__Work item__. Copy out all the lines in the records that include the word "icon".

__Dataset excerpts__.
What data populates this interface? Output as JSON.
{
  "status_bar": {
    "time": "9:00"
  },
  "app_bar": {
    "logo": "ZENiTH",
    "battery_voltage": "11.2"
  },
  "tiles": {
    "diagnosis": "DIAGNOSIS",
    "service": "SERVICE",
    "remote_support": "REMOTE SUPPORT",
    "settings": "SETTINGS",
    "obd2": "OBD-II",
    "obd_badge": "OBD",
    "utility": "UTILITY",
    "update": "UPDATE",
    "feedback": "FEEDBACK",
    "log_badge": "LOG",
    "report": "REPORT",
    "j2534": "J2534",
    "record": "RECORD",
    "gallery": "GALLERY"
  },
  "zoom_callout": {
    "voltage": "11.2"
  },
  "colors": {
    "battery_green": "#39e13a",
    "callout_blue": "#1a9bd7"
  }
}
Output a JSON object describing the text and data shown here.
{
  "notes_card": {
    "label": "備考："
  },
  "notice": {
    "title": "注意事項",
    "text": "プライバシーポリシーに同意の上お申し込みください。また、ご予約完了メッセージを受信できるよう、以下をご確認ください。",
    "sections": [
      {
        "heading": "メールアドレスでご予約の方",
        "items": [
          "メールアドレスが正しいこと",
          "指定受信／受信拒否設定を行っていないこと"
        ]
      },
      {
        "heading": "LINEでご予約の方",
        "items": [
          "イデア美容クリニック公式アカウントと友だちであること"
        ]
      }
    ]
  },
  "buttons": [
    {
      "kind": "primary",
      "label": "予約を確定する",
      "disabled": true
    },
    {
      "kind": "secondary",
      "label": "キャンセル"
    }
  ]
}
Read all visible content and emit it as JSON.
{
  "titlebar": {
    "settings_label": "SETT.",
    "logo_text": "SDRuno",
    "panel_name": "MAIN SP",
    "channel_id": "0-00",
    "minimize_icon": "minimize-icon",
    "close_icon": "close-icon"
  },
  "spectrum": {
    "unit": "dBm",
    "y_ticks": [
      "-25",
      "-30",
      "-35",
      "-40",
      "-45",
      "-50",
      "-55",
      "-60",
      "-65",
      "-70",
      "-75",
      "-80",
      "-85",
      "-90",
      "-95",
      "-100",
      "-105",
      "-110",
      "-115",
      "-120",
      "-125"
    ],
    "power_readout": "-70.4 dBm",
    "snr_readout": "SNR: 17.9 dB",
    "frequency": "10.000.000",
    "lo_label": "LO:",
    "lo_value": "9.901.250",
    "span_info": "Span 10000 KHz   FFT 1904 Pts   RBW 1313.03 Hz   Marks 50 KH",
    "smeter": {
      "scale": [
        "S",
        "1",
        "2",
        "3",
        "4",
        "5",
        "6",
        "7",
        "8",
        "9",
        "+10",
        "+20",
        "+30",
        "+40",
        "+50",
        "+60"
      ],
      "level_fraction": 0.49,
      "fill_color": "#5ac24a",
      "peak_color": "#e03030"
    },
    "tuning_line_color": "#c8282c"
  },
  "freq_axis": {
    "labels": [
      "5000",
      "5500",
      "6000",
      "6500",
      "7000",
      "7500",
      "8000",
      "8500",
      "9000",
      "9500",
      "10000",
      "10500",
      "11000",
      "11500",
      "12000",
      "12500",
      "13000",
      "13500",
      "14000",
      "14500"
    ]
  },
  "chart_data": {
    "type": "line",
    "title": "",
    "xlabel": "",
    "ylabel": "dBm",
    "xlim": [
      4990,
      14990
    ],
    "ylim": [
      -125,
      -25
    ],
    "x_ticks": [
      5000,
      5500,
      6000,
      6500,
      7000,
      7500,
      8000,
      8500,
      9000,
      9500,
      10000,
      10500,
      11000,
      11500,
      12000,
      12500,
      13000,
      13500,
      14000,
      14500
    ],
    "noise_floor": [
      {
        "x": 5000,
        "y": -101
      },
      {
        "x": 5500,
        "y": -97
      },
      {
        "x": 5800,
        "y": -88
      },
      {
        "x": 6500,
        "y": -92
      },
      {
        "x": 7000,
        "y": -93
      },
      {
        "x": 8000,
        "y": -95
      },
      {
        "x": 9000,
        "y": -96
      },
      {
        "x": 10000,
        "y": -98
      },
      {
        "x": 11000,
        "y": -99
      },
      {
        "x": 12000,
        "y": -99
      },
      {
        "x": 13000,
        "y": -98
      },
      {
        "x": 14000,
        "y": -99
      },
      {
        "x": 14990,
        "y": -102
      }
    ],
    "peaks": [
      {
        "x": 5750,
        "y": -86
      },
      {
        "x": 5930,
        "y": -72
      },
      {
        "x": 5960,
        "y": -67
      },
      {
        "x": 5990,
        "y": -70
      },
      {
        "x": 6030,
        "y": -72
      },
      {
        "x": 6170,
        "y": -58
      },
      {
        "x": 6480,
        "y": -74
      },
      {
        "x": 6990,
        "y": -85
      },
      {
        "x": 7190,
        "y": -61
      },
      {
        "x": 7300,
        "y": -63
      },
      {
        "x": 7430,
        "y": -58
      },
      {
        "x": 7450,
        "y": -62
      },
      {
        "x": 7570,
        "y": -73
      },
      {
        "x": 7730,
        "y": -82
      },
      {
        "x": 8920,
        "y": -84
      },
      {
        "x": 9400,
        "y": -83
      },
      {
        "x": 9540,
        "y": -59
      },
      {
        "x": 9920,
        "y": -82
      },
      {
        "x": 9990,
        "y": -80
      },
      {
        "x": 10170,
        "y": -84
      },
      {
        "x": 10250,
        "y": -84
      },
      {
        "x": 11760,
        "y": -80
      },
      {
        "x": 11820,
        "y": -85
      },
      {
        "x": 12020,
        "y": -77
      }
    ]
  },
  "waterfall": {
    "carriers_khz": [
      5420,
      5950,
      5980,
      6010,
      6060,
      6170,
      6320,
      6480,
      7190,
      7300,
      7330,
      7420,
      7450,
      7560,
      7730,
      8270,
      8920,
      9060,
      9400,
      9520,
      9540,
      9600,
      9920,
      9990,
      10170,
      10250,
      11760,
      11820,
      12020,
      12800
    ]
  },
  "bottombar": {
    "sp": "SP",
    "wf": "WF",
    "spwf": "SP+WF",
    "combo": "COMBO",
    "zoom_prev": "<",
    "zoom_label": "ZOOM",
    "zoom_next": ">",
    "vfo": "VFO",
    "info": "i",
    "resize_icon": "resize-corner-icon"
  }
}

__Answer space__.
    "minimize_icon": "minimize-icon",
    "close_icon": "close-icon"
    "resize_icon": "resize-corner-icon"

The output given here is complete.